* [TASK DESCRIPTION]: Look through the data below. Pick out the lines holding the string "time".

* [RECORDS PROVIDED]:
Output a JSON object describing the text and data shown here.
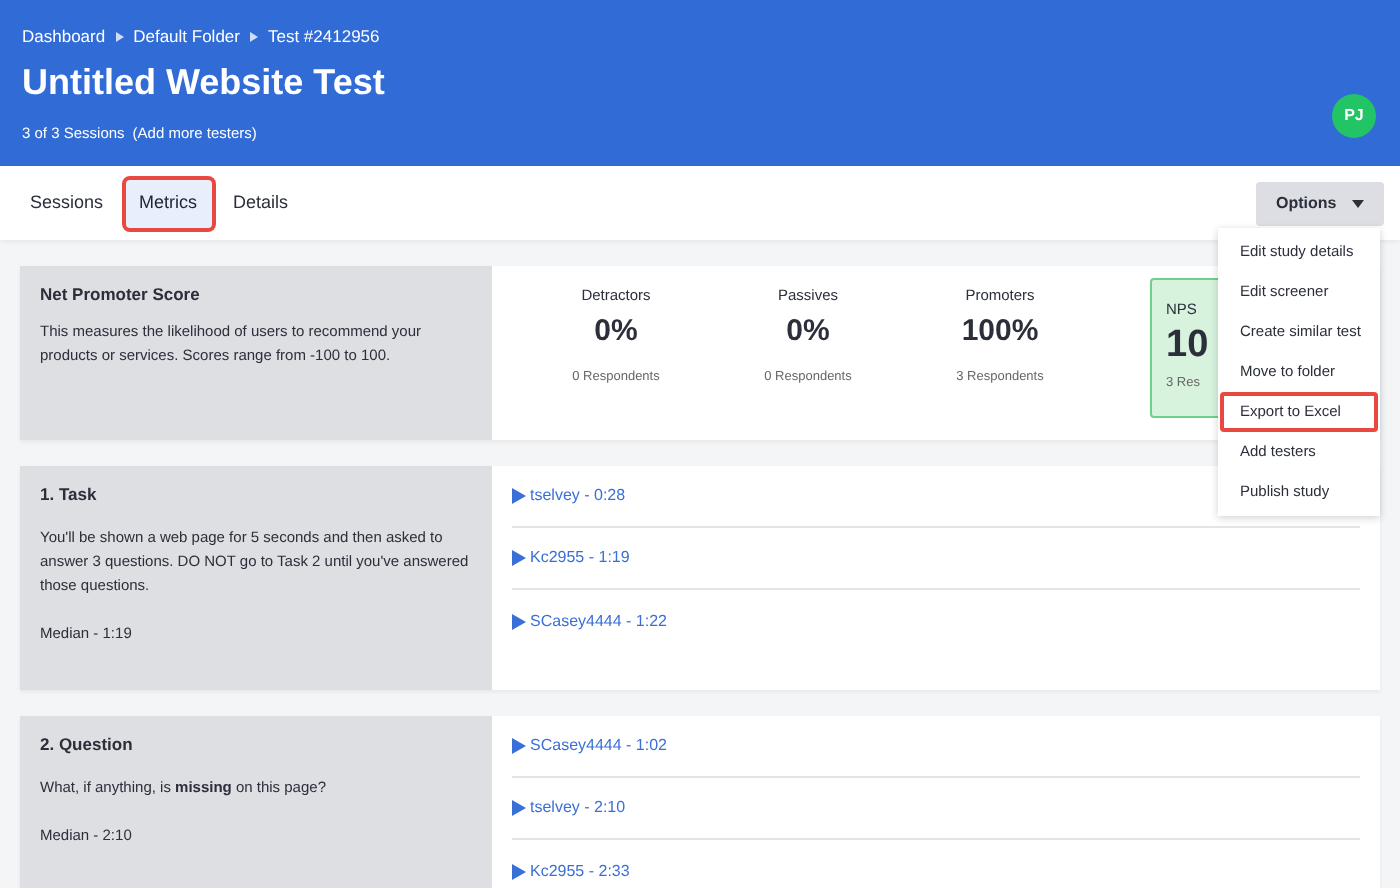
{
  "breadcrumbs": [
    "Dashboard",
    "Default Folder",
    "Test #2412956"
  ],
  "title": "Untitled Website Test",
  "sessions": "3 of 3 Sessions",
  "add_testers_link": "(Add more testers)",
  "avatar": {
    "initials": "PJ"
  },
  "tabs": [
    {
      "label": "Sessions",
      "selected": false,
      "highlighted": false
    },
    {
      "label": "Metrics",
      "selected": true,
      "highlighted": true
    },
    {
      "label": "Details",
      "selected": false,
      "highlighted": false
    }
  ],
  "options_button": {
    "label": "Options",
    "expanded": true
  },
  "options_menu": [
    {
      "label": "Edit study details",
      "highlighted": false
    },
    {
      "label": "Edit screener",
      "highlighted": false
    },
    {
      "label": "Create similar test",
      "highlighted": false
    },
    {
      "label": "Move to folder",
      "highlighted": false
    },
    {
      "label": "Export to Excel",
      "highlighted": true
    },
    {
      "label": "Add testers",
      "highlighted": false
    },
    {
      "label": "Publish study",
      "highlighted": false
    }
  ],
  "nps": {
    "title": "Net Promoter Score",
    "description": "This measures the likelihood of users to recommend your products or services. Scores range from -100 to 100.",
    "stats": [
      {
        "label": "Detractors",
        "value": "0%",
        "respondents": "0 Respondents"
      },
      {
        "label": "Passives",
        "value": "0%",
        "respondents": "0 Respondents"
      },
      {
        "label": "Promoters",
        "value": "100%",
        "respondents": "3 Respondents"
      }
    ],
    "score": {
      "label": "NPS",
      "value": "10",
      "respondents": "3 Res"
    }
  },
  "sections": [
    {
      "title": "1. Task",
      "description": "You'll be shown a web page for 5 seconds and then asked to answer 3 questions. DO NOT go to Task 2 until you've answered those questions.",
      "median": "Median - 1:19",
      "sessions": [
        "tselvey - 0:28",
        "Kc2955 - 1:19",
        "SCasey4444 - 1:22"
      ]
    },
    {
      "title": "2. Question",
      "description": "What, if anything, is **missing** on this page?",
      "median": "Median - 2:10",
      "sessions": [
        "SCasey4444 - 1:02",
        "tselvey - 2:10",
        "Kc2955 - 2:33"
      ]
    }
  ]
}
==
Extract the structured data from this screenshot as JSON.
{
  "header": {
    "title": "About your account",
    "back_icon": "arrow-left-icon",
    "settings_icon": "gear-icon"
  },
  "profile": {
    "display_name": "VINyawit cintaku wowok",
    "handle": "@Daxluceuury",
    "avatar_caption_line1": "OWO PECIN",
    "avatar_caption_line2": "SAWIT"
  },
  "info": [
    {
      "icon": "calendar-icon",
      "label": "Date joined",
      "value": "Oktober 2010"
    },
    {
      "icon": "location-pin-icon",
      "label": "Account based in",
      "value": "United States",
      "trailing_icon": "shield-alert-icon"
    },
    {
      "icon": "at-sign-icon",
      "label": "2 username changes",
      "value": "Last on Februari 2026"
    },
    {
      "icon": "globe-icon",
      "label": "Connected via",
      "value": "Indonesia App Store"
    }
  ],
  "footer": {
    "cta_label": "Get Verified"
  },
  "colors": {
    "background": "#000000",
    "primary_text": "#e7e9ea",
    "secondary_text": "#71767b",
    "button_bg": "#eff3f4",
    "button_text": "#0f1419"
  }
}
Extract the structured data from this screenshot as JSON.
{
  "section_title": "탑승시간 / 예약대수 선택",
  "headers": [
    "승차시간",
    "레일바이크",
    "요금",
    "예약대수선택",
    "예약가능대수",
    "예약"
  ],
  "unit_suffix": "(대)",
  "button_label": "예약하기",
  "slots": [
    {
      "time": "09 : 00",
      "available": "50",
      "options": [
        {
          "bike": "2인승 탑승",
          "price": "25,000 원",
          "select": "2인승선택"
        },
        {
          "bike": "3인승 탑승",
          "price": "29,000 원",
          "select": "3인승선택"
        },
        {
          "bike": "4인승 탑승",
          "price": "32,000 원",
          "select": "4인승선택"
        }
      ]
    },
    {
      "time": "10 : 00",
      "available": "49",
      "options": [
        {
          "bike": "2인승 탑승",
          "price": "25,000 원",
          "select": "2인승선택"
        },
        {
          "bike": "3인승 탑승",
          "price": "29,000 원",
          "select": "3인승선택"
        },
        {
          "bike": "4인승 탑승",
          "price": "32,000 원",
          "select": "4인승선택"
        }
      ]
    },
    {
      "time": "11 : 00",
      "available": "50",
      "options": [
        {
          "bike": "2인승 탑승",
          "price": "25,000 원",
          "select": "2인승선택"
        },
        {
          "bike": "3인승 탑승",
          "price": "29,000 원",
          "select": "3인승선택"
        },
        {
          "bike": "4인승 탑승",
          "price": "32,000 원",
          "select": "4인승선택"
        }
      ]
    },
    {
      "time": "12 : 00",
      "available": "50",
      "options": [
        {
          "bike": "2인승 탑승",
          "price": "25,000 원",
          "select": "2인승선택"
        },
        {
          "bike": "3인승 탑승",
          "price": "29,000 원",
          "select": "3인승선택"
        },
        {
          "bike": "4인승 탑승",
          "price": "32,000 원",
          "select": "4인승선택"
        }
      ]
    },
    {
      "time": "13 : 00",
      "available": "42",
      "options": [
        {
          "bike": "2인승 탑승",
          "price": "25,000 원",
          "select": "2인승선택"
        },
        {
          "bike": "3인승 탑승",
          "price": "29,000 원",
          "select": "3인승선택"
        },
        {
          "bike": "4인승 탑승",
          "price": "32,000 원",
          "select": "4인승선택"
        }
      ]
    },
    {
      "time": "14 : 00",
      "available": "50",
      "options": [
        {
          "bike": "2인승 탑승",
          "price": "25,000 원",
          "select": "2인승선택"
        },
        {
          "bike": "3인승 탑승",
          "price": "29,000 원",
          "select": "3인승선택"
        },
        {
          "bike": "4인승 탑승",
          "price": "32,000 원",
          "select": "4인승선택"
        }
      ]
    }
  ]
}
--
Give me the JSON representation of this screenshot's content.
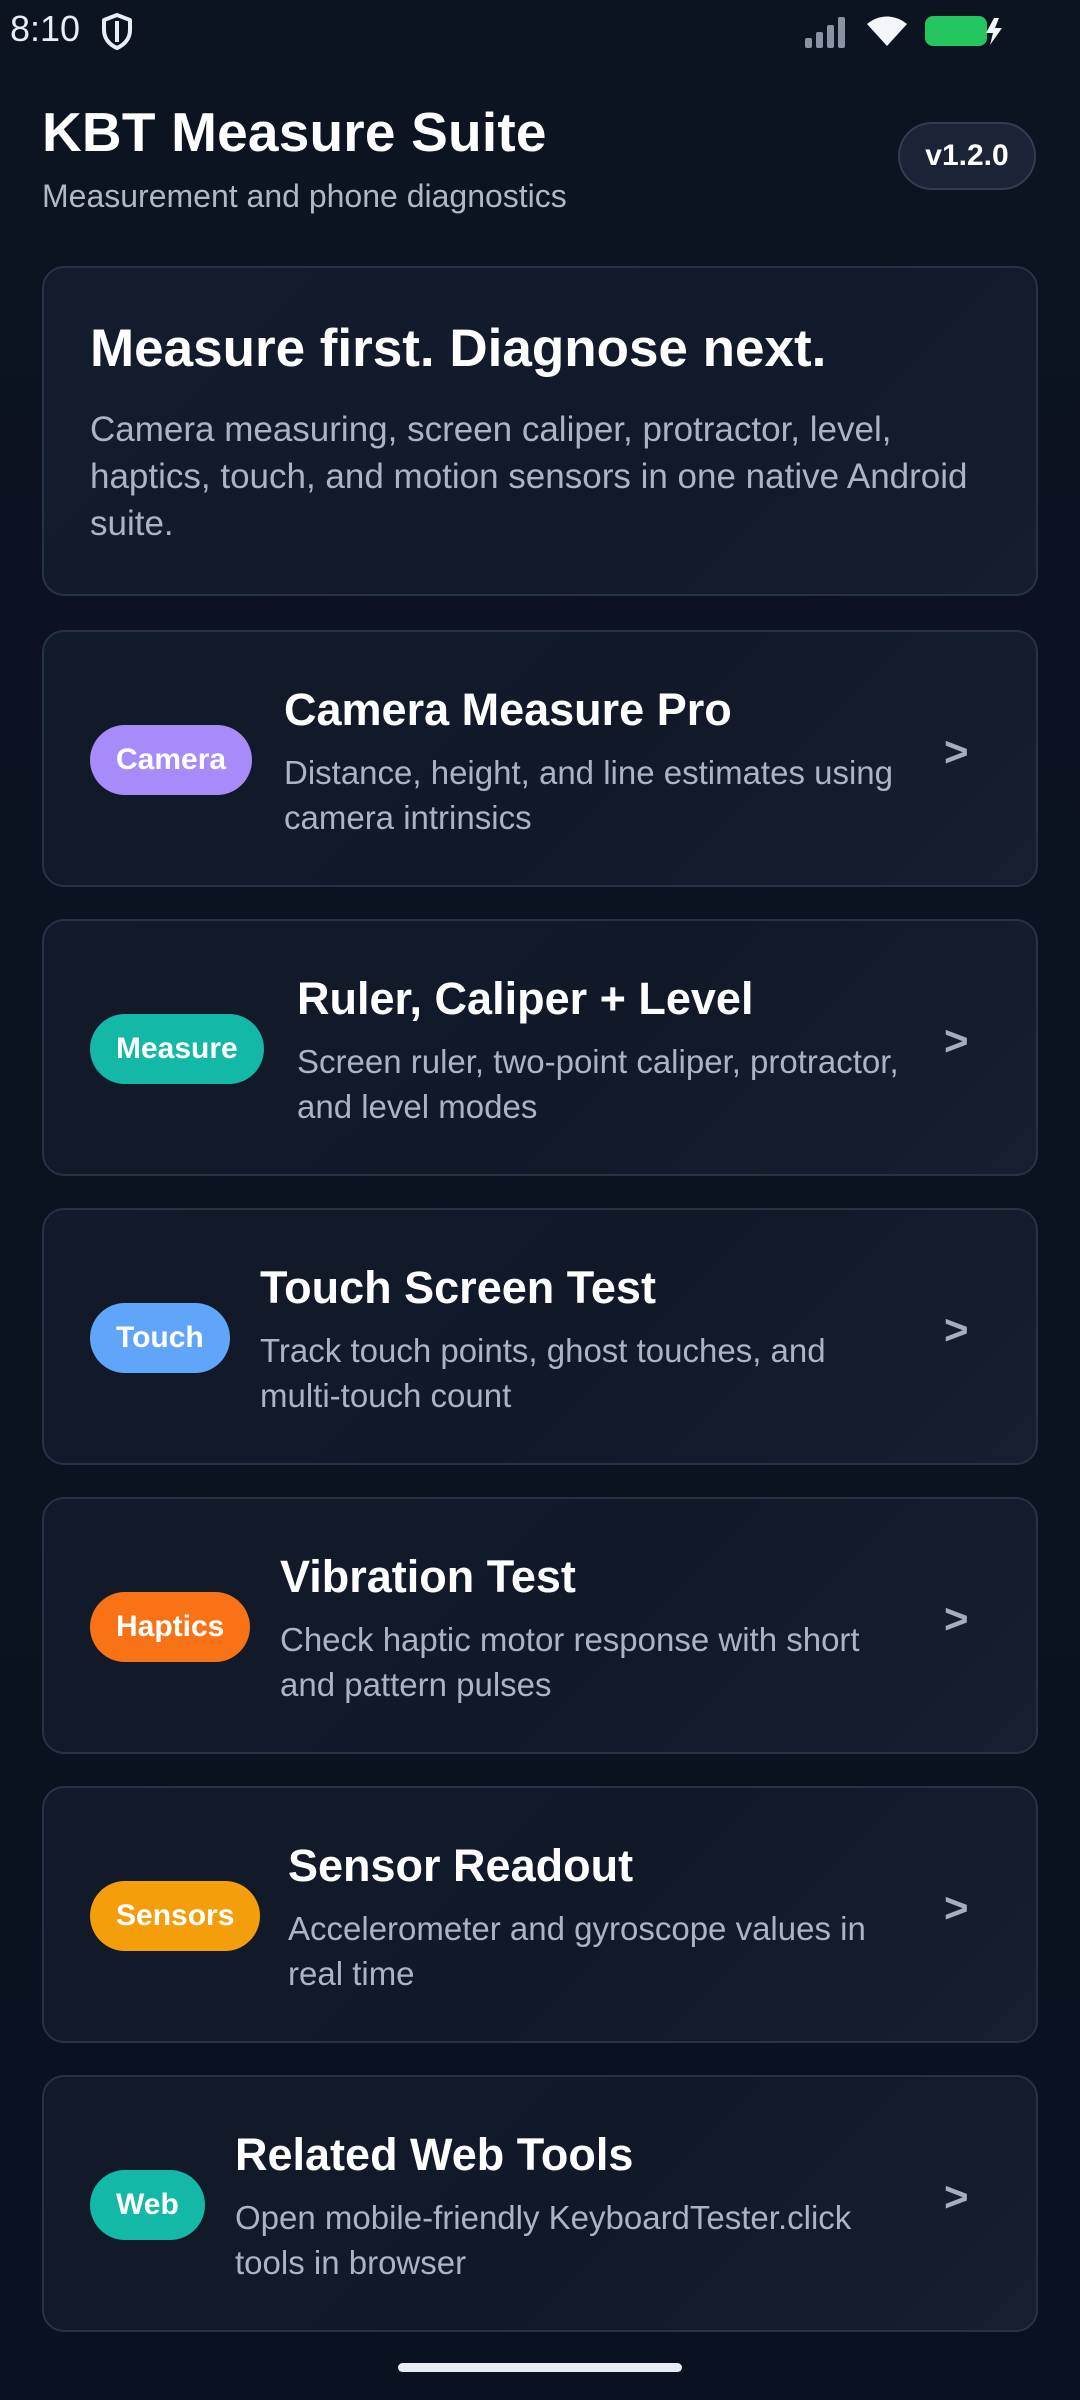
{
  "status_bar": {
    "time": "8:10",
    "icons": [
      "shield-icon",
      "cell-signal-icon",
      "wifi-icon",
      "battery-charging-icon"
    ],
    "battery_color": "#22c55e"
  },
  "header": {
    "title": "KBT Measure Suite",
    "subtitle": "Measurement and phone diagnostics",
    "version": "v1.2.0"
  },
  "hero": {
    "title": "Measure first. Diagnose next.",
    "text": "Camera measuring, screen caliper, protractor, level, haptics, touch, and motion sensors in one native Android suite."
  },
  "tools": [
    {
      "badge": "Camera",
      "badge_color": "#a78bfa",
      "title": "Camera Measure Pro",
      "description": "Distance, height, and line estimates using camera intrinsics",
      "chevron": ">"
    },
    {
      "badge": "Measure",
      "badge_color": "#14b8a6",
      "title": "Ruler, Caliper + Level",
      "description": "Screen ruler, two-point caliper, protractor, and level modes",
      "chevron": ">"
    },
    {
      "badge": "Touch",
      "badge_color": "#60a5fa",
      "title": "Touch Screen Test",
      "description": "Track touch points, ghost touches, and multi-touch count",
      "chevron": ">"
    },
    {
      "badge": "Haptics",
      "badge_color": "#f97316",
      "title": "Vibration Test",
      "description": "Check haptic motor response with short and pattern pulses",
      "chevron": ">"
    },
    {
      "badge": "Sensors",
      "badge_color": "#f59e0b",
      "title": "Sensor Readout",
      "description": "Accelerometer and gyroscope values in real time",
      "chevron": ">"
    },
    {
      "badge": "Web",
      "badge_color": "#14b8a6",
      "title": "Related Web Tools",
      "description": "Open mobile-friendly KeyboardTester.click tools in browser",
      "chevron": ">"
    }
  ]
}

* [EXERCISE RESPONSE]:
      "time": "09 : 00",
      "time": "10 : 00",
      "time": "11 : 00",
      "time": "12 : 00",
      "time": "13 : 00",
      "time": "14 : 00",
    "time": "8:10",
      "description": "Accelerometer and gyroscope values in real time",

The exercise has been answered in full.